==== MATERIAL PROVIDED

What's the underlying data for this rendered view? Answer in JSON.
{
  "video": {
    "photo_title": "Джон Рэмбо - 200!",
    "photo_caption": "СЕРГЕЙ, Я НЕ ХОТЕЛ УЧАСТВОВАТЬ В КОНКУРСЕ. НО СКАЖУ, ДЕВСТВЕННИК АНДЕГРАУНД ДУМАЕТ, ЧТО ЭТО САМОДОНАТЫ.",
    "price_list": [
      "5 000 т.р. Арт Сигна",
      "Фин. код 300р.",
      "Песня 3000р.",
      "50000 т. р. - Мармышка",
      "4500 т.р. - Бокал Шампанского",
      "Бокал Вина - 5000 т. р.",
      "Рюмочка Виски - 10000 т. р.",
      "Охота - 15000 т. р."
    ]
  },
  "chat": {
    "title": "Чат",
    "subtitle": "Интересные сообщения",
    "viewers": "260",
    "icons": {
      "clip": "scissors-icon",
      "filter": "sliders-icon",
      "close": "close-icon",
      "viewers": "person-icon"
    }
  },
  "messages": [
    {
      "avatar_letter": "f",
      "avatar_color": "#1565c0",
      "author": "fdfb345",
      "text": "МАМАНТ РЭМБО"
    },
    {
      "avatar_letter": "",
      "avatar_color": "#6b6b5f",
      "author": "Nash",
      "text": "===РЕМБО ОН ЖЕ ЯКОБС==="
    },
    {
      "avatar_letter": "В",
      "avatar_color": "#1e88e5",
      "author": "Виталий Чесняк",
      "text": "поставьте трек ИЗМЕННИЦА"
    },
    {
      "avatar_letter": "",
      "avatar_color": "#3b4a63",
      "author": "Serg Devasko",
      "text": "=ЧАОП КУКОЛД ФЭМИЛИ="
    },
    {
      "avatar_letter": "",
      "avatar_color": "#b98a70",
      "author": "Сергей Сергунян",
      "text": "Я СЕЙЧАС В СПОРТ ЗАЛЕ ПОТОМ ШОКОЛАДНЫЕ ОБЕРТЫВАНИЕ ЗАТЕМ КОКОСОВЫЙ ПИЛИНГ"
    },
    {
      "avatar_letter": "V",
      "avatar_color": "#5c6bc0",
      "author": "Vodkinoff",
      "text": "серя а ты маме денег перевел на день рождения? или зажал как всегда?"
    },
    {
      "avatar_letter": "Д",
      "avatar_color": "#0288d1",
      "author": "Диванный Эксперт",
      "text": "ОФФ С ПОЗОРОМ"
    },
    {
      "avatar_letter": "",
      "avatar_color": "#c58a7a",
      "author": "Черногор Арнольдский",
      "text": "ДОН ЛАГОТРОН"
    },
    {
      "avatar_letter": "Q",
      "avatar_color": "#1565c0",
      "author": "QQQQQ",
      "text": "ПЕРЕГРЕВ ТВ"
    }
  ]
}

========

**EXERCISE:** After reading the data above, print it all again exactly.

**ANSWER:**
What's the underlying data for this rendered view? Answer in JSON.
{
  "video": {
    "photo_title": "Джон Рэмбо - 200!",
    "photo_caption": "СЕРГЕЙ, Я НЕ ХОТЕЛ УЧАСТВОВАТЬ В КОНКУРСЕ. НО СКАЖУ, ДЕВСТВЕННИК АНДЕГРАУНД ДУМАЕТ, ЧТО ЭТО САМОДОНАТЫ.",
    "price_list": [
      "5 000 т.р. Арт Сигна",
      "Фин. код 300р.",
      "Песня 3000р.",
      "50000 т. р. - Мармышка",
      "4500 т.р. - Бокал Шампанского",
      "Бокал Вина - 5000 т. р.",
      "Рюмочка Виски - 10000 т. р.",
      "Охота - 15000 т. р."
    ]
  },
  "chat": {
    "title": "Чат",
    "subtitle": "Интересные сообщения",
    "viewers": "260",
    "icons": {
      "clip": "scissors-icon",
      "filter": "sliders-icon",
      "close": "close-icon",
      "viewers": "person-icon"
    }
  },
  "messages": [
    {
      "avatar_letter": "f",
      "avatar_color": "#1565c0",
      "author": "fdfb345",
      "text": "МАМАНТ РЭМБО"
    },
    {
      "avatar_letter": "",
      "avatar_color": "#6b6b5f",
      "author": "Nash",
      "text": "===РЕМБО ОН ЖЕ ЯКОБС==="
    },
    {
      "avatar_letter": "В",
      "avatar_color": "#1e88e5",
      "author": "Виталий Чесняк",
      "text": "поставьте трек ИЗМЕННИЦА"
    },
    {
      "avatar_letter": "",
      "avatar_color": "#3b4a63",
      "author": "Serg Devasko",
      "text": "=ЧАОП КУКОЛД ФЭМИЛИ="
    },
    {
      "avatar_letter": "",
      "avatar_color": "#b98a70",
      "author": "Сергей Сергунян",
      "text": "Я СЕЙЧАС В СПОРТ ЗАЛЕ ПОТОМ ШОКОЛАДНЫЕ ОБЕРТЫВАНИЕ ЗАТЕМ КОКОСОВЫЙ ПИЛИНГ"
    },
    {
      "avatar_letter": "V",
      "avatar_color": "#5c6bc0",
      "author": "Vodkinoff",
      "text": "серя а ты маме денег перевел на день рождения? или зажал как всегда?"
    },
    {
      "avatar_letter": "Д",
      "avatar_color": "#0288d1",
      "author": "Диванный Эксперт",
      "text": "ОФФ С ПОЗОРОМ"
    },
    {
      "avatar_letter": "",
      "avatar_color": "#c58a7a",
      "author": "Черногор Арнольдский",
      "text": "ДОН ЛАГОТРОН"
    },
    {
      "avatar_letter": "Q",
      "avatar_color": "#1565c0",
      "author": "QQQQQ",
      "text": "ПЕРЕГРЕВ ТВ"
    }
  ]
}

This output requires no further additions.